Items from an interface collection
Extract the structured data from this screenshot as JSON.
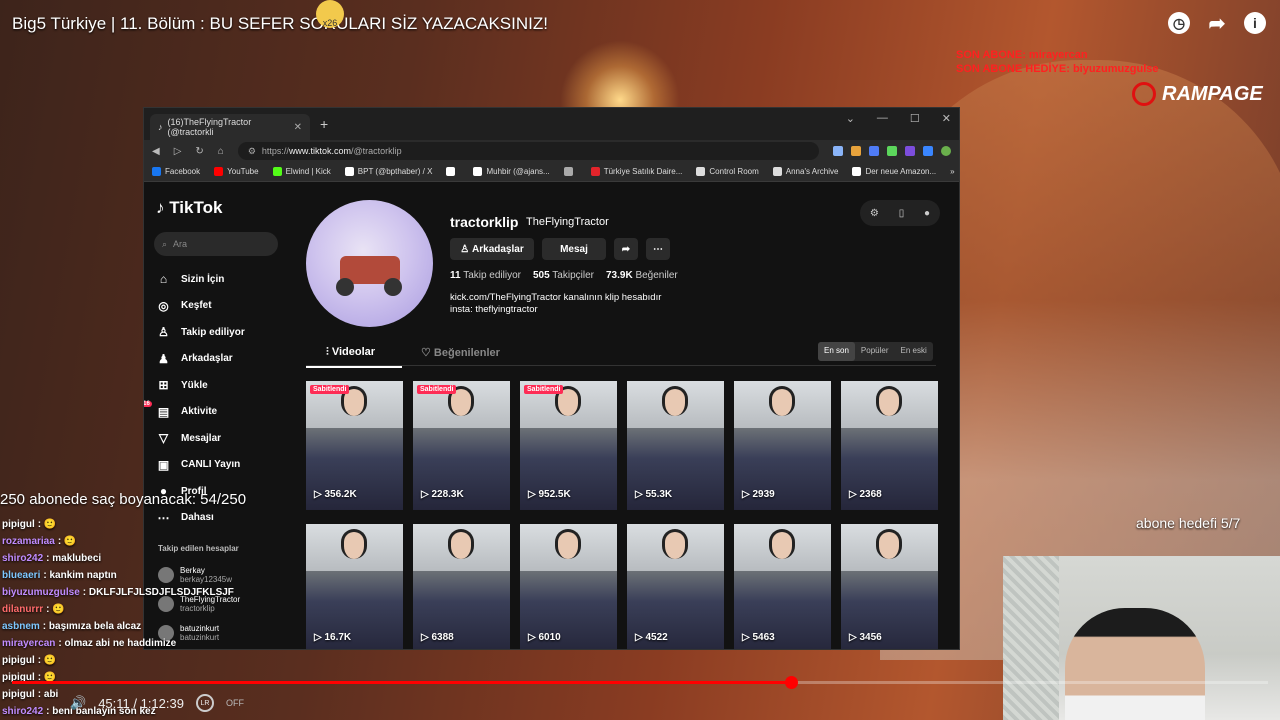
{
  "video": {
    "title": "Big5 Türkiye | 11. Bölüm : BU SEFER SORULARI SİZ YAZACAKSINIZ!",
    "emoji_badge": "x26",
    "time": "45:11 / 1:12:39",
    "progress": 0.62,
    "lr_label": "LR",
    "off_label": "OFF"
  },
  "overlay": {
    "son_abone": "SON ABONE: mirayercan",
    "son_abone_hediye": "SON ABONE HEDİYE: biyuzumuzgulse",
    "rampage": "RAMPAGE",
    "goal": "250 abonede saç boyanacak: 54/250",
    "abone_hedefi": "abone hedefi 5/7"
  },
  "chat": [
    {
      "user": "pipigul",
      "msg": ": 🙂",
      "color": "#ffffff"
    },
    {
      "user": "rozamariaa",
      "msg": ": 🙂",
      "color": "#c08cff"
    },
    {
      "user": "shiro242",
      "msg": ": maklubeci",
      "color": "#c08cff"
    },
    {
      "user": "blueaeri",
      "msg": ": kankim naptın",
      "color": "#7ec8ff"
    },
    {
      "user": "biyuzumuzgulse",
      "msg": ": DKLFJLFJLSDJFLSDJFKLSJF",
      "color": "#c08cff"
    },
    {
      "user": "dilanurrr",
      "msg": ": 🙂",
      "color": "#ff6b6b"
    },
    {
      "user": "asbnem",
      "msg": ": başımıza bela alcaz",
      "color": "#7ec8ff"
    },
    {
      "user": "mirayercan",
      "msg": ": olmaz abi ne haddimize",
      "color": "#c08cff"
    },
    {
      "user": "pipigul",
      "msg": ": 🙂",
      "color": "#ffffff"
    },
    {
      "user": "pipigul",
      "msg": ": 🙂",
      "color": "#ffffff"
    },
    {
      "user": "pipigul",
      "msg": ": abi",
      "color": "#ffffff"
    },
    {
      "user": "shiro242",
      "msg": ": beni banlayın son kez",
      "color": "#c08cff"
    }
  ],
  "browser": {
    "tab_title": "(16)TheFlyingTractor (@tractorkli",
    "url_prefix": "https://",
    "url_domain": "www.tiktok.com",
    "url_path": "/@tractorklip",
    "bookmarks": [
      {
        "label": "Facebook",
        "color": "#1877f2"
      },
      {
        "label": "YouTube",
        "color": "#ff0000"
      },
      {
        "label": "Elwind | Kick",
        "color": "#53fc18"
      },
      {
        "label": "BPT (@bpthaber) / X",
        "color": "#ffffff"
      },
      {
        "label": "",
        "color": "#ffffff"
      },
      {
        "label": "Muhbir (@ajans...",
        "color": "#ffffff"
      },
      {
        "label": "",
        "color": "#aaaaaa"
      },
      {
        "label": "Türkiye Satılık Daire...",
        "color": "#e3242b"
      },
      {
        "label": "Control Room",
        "color": "#dddddd"
      },
      {
        "label": "Anna's Archive",
        "color": "#dddddd"
      },
      {
        "label": "Der neue Amazon...",
        "color": "#ffffff"
      }
    ],
    "more_bookmarks": "»"
  },
  "tiktok": {
    "logo": "TikTok",
    "search_placeholder": "Ara",
    "nav": [
      {
        "label": "Sizin İçin",
        "icon": "⌂"
      },
      {
        "label": "Keşfet",
        "icon": "◎"
      },
      {
        "label": "Takip ediliyor",
        "icon": "♙"
      },
      {
        "label": "Arkadaşlar",
        "icon": "♟"
      },
      {
        "label": "Yükle",
        "icon": "⊞"
      },
      {
        "label": "Aktivite",
        "icon": "▤"
      },
      {
        "label": "Mesajlar",
        "icon": "▽"
      },
      {
        "label": "CANLI Yayın",
        "icon": "▣"
      },
      {
        "label": "Profil",
        "icon": "●"
      },
      {
        "label": "Dahası",
        "icon": "⋯"
      }
    ],
    "activity_badge": "16",
    "followed_title": "Takip edilen hesaplar",
    "followed": [
      {
        "name": "Berkay",
        "handle": "berkay12345w"
      },
      {
        "name": "TheFlyingTractor",
        "handle": "tractorklip"
      },
      {
        "name": "batuzinkurt",
        "handle": "batuzinkurt"
      }
    ],
    "profile": {
      "username": "tractorklip",
      "display_name": "TheFlyingTractor",
      "friends_button": "Arkadaşlar",
      "message_button": "Mesaj",
      "following_count": "11",
      "following_label": "Takip ediliyor",
      "followers_count": "505",
      "followers_label": "Takipçiler",
      "likes_count": "73.9K",
      "likes_label": "Beğeniler",
      "bio_line1": "kick.com/TheFlyingTractor kanalının klip hesabıdır",
      "bio_line2": "insta: theflyingtractor"
    },
    "tabs": {
      "videos": "Videolar",
      "liked": "Beğenilenler"
    },
    "sort": [
      "En son",
      "Popüler",
      "En eski"
    ],
    "pinned_label": "Sabitlendi",
    "videos": [
      {
        "views": "356.2K",
        "pinned": true
      },
      {
        "views": "228.3K",
        "pinned": true
      },
      {
        "views": "952.5K",
        "pinned": true
      },
      {
        "views": "55.3K",
        "pinned": false
      },
      {
        "views": "2939",
        "pinned": false
      },
      {
        "views": "2368",
        "pinned": false
      },
      {
        "views": "16.7K",
        "pinned": false
      },
      {
        "views": "6388",
        "pinned": false
      },
      {
        "views": "6010",
        "pinned": false
      },
      {
        "views": "4522",
        "pinned": false
      },
      {
        "views": "5463",
        "pinned": false
      },
      {
        "views": "3456",
        "pinned": false
      }
    ]
  }
}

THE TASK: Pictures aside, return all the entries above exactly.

YOUR RESPONSE:
Extract the structured data from this screenshot as JSON.
{
  "video": {
    "title": "Big5 Türkiye | 11. Bölüm : BU SEFER SORULARI SİZ YAZACAKSINIZ!",
    "emoji_badge": "x26",
    "time": "45:11 / 1:12:39",
    "progress": 0.62,
    "lr_label": "LR",
    "off_label": "OFF"
  },
  "overlay": {
    "son_abone": "SON ABONE: mirayercan",
    "son_abone_hediye": "SON ABONE HEDİYE: biyuzumuzgulse",
    "rampage": "RAMPAGE",
    "goal": "250 abonede saç boyanacak: 54/250",
    "abone_hedefi": "abone hedefi 5/7"
  },
  "chat": [
    {
      "user": "pipigul",
      "msg": ": 🙂",
      "color": "#ffffff"
    },
    {
      "user": "rozamariaa",
      "msg": ": 🙂",
      "color": "#c08cff"
    },
    {
      "user": "shiro242",
      "msg": ": maklubeci",
      "color": "#c08cff"
    },
    {
      "user": "blueaeri",
      "msg": ": kankim naptın",
      "color": "#7ec8ff"
    },
    {
      "user": "biyuzumuzgulse",
      "msg": ": DKLFJLFJLSDJFLSDJFKLSJF",
      "color": "#c08cff"
    },
    {
      "user": "dilanurrr",
      "msg": ": 🙂",
      "color": "#ff6b6b"
    },
    {
      "user": "asbnem",
      "msg": ": başımıza bela alcaz",
      "color": "#7ec8ff"
    },
    {
      "user": "mirayercan",
      "msg": ": olmaz abi ne haddimize",
      "color": "#c08cff"
    },
    {
      "user": "pipigul",
      "msg": ": 🙂",
      "color": "#ffffff"
    },
    {
      "user": "pipigul",
      "msg": ": 🙂",
      "color": "#ffffff"
    },
    {
      "user": "pipigul",
      "msg": ": abi",
      "color": "#ffffff"
    },
    {
      "user": "shiro242",
      "msg": ": beni banlayın son kez",
      "color": "#c08cff"
    }
  ],
  "browser": {
    "tab_title": "(16)TheFlyingTractor (@tractorkli",
    "url_prefix": "https://",
    "url_domain": "www.tiktok.com",
    "url_path": "/@tractorklip",
    "bookmarks": [
      {
        "label": "Facebook",
        "color": "#1877f2"
      },
      {
        "label": "YouTube",
        "color": "#ff0000"
      },
      {
        "label": "Elwind | Kick",
        "color": "#53fc18"
      },
      {
        "label": "BPT (@bpthaber) / X",
        "color": "#ffffff"
      },
      {
        "label": "",
        "color": "#ffffff"
      },
      {
        "label": "Muhbir (@ajans...",
        "color": "#ffffff"
      },
      {
        "label": "",
        "color": "#aaaaaa"
      },
      {
        "label": "Türkiye Satılık Daire...",
        "color": "#e3242b"
      },
      {
        "label": "Control Room",
        "color": "#dddddd"
      },
      {
        "label": "Anna's Archive",
        "color": "#dddddd"
      },
      {
        "label": "Der neue Amazon...",
        "color": "#ffffff"
      }
    ],
    "more_bookmarks": "»"
  },
  "tiktok": {
    "logo": "TikTok",
    "search_placeholder": "Ara",
    "nav": [
      {
        "label": "Sizin İçin",
        "icon": "⌂"
      },
      {
        "label": "Keşfet",
        "icon": "◎"
      },
      {
        "label": "Takip ediliyor",
        "icon": "♙"
      },
      {
        "label": "Arkadaşlar",
        "icon": "♟"
      },
      {
        "label": "Yükle",
        "icon": "⊞"
      },
      {
        "label": "Aktivite",
        "icon": "▤"
      },
      {
        "label": "Mesajlar",
        "icon": "▽"
      },
      {
        "label": "CANLI Yayın",
        "icon": "▣"
      },
      {
        "label": "Profil",
        "icon": "●"
      },
      {
        "label": "Dahası",
        "icon": "⋯"
      }
    ],
    "activity_badge": "16",
    "followed_title": "Takip edilen hesaplar",
    "followed": [
      {
        "name": "Berkay",
        "handle": "berkay12345w"
      },
      {
        "name": "TheFlyingTractor",
        "handle": "tractorklip"
      },
      {
        "name": "batuzinkurt",
        "handle": "batuzinkurt"
      }
    ],
    "profile": {
      "username": "tractorklip",
      "display_name": "TheFlyingTractor",
      "friends_button": "Arkadaşlar",
      "message_button": "Mesaj",
      "following_count": "11",
      "following_label": "Takip ediliyor",
      "followers_count": "505",
      "followers_label": "Takipçiler",
      "likes_count": "73.9K",
      "likes_label": "Beğeniler",
      "bio_line1": "kick.com/TheFlyingTractor kanalının klip hesabıdır",
      "bio_line2": "insta: theflyingtractor"
    },
    "tabs": {
      "videos": "Videolar",
      "liked": "Beğenilenler"
    },
    "sort": [
      "En son",
      "Popüler",
      "En eski"
    ],
    "pinned_label": "Sabitlendi",
    "videos": [
      {
        "views": "356.2K",
        "pinned": true
      },
      {
        "views": "228.3K",
        "pinned": true
      },
      {
        "views": "952.5K",
        "pinned": true
      },
      {
        "views": "55.3K",
        "pinned": false
      },
      {
        "views": "2939",
        "pinned": false
      },
      {
        "views": "2368",
        "pinned": false
      },
      {
        "views": "16.7K",
        "pinned": false
      },
      {
        "views": "6388",
        "pinned": false
      },
      {
        "views": "6010",
        "pinned": false
      },
      {
        "views": "4522",
        "pinned": false
      },
      {
        "views": "5463",
        "pinned": false
      },
      {
        "views": "3456",
        "pinned": false
      }
    ]
  }
}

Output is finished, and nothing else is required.